» Try it:
Lines holding the word "force" must be located in the listing below and copied.

» Records supplied:
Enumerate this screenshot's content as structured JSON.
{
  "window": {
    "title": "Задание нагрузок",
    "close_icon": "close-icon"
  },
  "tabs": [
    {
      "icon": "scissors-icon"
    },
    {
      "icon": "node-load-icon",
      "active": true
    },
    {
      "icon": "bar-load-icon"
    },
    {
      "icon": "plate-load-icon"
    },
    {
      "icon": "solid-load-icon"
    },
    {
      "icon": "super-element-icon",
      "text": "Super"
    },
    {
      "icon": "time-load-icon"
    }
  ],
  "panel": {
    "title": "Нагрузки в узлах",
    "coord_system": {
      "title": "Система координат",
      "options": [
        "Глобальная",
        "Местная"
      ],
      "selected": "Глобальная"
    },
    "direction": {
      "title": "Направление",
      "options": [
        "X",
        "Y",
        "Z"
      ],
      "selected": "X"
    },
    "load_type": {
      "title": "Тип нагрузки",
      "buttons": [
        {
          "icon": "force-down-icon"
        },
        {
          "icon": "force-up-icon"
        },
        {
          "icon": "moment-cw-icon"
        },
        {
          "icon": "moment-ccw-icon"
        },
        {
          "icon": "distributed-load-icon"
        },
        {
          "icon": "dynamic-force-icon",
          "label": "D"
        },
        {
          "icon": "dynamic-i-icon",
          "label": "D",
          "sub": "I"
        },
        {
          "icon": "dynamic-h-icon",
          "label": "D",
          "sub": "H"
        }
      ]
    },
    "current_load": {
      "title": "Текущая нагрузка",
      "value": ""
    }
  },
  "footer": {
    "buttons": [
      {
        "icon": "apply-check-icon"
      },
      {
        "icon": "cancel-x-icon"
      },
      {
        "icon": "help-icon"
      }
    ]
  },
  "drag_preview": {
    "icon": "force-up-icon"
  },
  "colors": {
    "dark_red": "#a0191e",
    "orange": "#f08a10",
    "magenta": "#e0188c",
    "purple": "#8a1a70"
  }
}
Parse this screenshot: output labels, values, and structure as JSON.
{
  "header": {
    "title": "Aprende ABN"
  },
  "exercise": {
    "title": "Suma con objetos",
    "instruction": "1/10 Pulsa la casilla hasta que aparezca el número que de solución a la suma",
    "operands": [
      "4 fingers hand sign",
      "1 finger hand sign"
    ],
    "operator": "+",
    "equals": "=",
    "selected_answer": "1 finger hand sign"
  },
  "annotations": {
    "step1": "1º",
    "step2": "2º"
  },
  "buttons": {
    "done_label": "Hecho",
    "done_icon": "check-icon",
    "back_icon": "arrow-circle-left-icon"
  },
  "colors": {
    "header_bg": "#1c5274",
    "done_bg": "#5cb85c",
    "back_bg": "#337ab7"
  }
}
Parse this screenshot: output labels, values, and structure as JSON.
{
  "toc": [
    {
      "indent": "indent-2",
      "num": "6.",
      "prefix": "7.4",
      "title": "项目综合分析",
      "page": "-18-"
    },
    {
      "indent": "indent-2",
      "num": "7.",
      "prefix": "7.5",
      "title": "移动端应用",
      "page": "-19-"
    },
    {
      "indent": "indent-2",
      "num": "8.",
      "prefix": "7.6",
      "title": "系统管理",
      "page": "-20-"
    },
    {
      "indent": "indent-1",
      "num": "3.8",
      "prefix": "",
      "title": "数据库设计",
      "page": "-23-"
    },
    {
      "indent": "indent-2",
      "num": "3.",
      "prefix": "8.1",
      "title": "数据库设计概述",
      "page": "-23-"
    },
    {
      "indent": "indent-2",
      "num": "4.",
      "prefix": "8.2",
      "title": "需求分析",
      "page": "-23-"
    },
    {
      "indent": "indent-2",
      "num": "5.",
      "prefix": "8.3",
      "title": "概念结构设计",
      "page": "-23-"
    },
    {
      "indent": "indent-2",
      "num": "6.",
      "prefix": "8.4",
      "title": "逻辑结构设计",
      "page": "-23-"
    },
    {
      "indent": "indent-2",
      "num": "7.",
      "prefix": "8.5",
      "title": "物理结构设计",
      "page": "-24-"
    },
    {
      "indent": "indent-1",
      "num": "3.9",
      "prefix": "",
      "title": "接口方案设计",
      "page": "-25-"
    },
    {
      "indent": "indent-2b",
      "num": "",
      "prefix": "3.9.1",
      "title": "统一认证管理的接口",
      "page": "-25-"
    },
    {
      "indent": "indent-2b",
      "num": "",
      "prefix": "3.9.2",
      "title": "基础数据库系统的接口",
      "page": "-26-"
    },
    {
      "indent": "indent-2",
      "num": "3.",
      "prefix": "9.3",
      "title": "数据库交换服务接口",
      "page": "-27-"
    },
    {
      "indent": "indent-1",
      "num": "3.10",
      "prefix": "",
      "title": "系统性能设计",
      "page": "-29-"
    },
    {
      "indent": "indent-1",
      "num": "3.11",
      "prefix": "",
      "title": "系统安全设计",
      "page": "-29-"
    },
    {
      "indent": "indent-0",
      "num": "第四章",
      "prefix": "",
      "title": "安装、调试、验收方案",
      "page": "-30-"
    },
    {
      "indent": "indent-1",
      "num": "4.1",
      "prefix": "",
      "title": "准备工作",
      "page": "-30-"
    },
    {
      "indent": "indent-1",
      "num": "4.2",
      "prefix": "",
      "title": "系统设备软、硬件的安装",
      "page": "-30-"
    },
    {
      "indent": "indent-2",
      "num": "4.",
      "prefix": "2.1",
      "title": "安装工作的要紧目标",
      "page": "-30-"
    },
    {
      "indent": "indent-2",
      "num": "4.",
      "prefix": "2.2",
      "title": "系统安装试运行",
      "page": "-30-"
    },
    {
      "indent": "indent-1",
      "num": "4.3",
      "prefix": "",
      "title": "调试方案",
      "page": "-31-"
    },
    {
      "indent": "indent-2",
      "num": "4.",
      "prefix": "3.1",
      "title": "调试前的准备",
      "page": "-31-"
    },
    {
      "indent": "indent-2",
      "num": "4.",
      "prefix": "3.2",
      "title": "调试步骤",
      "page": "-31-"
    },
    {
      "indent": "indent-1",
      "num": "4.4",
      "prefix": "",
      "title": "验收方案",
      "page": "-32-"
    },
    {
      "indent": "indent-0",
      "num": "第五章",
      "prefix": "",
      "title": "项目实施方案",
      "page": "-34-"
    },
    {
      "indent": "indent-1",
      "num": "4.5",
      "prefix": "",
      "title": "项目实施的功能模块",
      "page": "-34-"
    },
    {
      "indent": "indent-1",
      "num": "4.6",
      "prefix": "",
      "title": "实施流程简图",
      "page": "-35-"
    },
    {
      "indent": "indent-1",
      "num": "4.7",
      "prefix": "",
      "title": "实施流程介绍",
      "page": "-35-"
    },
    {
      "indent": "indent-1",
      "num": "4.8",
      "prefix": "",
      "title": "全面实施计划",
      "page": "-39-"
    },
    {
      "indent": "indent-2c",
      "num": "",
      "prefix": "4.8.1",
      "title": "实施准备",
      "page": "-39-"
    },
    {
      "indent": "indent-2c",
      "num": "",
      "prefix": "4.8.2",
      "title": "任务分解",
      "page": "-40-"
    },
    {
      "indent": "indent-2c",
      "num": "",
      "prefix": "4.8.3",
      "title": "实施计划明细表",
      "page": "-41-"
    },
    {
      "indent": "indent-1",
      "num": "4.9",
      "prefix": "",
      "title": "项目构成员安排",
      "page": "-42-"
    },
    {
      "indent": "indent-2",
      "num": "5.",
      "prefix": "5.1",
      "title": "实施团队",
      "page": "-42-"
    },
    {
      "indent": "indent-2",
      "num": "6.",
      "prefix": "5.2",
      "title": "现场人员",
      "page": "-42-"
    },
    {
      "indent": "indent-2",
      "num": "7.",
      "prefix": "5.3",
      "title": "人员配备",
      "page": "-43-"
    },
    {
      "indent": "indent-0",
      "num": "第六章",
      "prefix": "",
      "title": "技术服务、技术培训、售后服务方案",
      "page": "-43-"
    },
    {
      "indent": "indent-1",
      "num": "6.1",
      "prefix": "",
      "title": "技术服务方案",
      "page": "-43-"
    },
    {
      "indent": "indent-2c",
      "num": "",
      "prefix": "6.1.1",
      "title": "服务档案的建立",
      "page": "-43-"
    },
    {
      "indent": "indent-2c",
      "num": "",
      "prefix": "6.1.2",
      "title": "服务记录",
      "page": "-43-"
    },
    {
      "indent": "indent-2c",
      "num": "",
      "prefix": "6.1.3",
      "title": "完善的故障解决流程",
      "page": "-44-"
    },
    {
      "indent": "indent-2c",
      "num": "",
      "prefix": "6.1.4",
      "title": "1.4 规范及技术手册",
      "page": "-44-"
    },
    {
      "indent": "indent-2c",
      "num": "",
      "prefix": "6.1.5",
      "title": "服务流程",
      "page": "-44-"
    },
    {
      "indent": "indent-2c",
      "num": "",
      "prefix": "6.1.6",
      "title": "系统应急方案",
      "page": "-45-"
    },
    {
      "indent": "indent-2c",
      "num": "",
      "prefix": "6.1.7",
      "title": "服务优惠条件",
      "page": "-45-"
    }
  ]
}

» Response:
          "icon": "force-down-icon"
          "icon": "force-up-icon"
          "icon": "dynamic-force-icon",
    "icon": "force-up-icon"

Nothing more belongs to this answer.